Report every line of the listing below in which the string "HeInput" occurs.

########################################

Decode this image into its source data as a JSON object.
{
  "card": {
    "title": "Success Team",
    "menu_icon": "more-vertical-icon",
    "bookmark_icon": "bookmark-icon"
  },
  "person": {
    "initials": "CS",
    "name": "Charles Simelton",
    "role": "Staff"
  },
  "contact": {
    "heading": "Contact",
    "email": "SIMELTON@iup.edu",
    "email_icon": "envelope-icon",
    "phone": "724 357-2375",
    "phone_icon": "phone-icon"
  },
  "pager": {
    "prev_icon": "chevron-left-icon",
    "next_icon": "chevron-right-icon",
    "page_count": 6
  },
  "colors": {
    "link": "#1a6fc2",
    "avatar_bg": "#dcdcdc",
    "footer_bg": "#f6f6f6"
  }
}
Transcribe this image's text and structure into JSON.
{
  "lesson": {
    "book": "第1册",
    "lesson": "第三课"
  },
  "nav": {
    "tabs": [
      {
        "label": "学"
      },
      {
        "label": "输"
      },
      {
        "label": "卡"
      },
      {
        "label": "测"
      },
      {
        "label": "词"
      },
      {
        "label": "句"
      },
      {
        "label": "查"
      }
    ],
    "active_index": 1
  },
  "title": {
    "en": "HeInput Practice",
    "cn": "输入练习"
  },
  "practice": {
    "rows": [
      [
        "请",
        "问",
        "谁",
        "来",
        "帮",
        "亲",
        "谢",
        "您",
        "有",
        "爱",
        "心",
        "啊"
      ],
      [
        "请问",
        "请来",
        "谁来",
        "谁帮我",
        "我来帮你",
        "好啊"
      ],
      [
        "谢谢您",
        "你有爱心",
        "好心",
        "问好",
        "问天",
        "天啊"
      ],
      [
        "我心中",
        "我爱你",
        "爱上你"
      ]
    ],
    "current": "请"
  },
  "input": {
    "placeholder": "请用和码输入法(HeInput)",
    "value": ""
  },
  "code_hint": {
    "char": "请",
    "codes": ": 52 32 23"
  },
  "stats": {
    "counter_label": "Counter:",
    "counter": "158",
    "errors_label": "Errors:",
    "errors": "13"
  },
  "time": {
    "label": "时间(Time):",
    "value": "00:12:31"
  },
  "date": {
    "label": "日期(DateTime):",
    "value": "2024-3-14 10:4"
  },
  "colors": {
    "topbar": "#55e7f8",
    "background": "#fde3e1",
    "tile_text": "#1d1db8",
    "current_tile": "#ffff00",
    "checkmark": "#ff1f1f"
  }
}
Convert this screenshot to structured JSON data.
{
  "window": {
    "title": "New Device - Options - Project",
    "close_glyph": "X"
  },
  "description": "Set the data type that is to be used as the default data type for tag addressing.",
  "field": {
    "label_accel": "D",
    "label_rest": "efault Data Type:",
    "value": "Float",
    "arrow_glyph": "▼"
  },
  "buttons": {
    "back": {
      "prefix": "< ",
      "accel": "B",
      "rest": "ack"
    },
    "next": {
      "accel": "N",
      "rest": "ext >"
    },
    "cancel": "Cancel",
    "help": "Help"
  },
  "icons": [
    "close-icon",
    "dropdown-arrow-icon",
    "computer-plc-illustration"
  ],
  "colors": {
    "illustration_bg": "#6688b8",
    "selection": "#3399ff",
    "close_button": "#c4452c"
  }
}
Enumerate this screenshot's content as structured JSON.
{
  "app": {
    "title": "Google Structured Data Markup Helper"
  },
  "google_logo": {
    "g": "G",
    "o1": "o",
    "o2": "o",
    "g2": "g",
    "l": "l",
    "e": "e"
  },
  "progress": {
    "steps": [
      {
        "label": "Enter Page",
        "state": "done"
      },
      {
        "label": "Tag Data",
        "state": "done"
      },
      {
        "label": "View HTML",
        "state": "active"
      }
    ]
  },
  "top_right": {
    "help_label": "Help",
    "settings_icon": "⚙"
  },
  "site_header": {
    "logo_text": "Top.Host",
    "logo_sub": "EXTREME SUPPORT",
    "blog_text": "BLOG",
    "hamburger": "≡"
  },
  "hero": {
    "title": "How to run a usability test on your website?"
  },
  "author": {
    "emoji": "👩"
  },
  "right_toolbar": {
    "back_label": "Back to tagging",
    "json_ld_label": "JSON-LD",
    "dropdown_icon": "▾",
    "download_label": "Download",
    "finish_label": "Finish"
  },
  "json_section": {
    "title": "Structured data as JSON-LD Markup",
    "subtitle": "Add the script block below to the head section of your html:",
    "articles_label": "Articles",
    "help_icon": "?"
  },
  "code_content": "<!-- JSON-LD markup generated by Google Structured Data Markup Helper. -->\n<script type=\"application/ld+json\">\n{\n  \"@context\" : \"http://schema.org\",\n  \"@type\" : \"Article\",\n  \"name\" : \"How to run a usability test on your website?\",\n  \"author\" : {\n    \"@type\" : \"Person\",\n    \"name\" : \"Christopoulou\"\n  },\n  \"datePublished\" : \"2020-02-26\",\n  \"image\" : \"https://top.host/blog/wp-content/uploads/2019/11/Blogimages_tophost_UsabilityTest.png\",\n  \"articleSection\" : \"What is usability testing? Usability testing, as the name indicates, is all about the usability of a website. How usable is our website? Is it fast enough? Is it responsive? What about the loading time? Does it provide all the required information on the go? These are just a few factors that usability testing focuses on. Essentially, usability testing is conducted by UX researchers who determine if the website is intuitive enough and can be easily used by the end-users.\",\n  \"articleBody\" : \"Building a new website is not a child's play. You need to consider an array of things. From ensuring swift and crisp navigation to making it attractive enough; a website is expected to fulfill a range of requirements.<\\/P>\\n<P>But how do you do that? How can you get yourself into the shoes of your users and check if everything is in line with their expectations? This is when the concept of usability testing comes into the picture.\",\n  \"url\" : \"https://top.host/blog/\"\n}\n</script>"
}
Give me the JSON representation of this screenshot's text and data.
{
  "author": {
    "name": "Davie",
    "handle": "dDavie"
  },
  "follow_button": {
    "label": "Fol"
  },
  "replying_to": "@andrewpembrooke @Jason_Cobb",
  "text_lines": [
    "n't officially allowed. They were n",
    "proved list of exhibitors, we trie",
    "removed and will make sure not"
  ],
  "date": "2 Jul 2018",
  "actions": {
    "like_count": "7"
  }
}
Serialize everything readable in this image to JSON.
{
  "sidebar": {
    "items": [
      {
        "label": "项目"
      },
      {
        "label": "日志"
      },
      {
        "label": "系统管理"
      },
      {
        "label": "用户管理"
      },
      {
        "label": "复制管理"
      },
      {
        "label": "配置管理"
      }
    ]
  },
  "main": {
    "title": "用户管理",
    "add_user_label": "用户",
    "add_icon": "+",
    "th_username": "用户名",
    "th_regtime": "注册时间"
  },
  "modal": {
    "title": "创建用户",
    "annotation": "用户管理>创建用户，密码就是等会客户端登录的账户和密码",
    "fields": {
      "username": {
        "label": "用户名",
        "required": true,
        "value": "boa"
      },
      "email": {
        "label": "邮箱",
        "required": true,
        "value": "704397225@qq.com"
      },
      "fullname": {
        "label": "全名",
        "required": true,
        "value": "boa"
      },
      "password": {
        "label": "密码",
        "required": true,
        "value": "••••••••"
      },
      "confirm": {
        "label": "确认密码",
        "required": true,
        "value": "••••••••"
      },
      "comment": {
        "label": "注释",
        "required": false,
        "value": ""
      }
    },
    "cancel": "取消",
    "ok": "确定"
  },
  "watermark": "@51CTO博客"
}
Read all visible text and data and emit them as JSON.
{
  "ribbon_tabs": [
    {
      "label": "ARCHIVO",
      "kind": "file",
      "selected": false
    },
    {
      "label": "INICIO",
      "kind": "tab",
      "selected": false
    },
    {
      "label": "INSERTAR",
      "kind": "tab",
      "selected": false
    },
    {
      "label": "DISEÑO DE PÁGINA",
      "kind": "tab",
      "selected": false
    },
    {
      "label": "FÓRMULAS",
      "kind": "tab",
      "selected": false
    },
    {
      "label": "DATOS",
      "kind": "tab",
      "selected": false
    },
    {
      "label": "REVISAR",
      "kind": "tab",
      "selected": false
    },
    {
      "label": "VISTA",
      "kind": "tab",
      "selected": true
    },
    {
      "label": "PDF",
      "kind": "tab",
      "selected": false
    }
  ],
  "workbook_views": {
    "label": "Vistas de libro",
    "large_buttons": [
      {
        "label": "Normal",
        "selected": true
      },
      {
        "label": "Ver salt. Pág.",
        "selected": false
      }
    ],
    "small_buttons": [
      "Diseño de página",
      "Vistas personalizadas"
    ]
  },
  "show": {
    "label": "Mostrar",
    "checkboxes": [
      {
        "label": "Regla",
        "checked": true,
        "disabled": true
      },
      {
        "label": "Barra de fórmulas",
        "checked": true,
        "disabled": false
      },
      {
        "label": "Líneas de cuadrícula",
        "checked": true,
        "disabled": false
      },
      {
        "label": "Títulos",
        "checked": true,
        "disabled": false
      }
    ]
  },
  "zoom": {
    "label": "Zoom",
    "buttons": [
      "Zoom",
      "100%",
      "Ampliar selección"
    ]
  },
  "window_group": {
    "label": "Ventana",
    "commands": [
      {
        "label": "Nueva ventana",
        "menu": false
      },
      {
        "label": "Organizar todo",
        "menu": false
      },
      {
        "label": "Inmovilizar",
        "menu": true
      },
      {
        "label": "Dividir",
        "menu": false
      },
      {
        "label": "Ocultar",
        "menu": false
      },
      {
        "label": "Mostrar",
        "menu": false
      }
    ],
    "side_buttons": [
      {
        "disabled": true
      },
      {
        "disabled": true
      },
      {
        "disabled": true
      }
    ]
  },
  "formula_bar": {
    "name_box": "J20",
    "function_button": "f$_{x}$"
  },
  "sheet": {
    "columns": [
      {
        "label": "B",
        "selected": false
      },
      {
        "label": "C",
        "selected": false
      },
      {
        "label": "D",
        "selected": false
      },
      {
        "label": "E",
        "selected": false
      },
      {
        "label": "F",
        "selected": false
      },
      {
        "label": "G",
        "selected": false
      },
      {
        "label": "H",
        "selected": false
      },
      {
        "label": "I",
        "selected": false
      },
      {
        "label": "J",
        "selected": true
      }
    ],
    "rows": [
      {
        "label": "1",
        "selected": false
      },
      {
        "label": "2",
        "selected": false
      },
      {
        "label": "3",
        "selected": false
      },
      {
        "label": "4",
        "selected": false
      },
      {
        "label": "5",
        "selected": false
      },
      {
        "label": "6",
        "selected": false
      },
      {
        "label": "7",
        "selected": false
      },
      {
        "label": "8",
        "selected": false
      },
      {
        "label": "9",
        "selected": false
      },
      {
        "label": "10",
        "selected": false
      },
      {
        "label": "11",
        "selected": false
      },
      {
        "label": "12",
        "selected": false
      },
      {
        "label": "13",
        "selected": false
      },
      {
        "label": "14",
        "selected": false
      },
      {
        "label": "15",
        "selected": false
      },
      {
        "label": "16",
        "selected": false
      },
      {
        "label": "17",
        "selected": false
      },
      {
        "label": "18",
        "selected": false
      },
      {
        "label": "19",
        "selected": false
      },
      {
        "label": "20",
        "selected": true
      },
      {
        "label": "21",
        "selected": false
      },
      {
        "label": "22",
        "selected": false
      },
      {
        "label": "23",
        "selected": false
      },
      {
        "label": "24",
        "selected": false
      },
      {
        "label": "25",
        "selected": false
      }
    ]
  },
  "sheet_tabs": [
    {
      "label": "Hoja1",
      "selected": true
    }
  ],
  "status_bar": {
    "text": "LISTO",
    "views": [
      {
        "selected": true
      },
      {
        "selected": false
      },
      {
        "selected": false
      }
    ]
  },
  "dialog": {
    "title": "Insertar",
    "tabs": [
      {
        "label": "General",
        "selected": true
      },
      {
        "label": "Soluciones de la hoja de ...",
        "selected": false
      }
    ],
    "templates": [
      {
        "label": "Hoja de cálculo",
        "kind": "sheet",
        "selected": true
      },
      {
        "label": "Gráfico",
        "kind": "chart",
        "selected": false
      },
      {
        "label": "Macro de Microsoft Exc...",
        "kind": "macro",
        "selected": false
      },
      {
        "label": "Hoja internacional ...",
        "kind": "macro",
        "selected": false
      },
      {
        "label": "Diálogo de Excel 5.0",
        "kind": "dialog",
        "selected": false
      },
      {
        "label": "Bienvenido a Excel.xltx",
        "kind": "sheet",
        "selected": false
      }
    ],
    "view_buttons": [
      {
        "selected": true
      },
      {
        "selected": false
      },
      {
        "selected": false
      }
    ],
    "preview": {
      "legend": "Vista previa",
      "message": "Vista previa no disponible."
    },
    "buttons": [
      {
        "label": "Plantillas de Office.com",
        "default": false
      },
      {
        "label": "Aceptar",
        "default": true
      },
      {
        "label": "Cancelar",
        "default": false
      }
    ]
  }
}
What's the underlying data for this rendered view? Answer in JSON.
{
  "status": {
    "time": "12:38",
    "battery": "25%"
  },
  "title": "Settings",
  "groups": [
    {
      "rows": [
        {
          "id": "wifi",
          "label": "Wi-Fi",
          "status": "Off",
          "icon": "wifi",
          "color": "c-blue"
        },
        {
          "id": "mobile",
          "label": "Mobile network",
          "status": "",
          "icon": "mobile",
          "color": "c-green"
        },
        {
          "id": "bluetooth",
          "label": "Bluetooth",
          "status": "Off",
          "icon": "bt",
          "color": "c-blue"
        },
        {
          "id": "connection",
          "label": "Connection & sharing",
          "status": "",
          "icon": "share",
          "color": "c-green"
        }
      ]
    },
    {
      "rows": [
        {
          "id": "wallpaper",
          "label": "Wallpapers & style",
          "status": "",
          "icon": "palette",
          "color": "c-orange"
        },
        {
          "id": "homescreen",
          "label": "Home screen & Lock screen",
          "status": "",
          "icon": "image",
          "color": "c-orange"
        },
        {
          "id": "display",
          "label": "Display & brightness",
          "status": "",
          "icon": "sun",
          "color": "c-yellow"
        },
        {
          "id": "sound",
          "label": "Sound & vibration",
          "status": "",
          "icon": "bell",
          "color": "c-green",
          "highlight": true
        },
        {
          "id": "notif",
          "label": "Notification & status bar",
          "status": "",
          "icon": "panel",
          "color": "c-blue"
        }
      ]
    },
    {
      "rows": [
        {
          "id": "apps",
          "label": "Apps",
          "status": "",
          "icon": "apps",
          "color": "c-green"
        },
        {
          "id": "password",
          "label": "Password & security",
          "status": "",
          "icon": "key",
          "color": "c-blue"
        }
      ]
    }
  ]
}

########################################

Output of the task -
    "en": "HeInput Practice",
    "placeholder": "请用和码输入法(HeInput)",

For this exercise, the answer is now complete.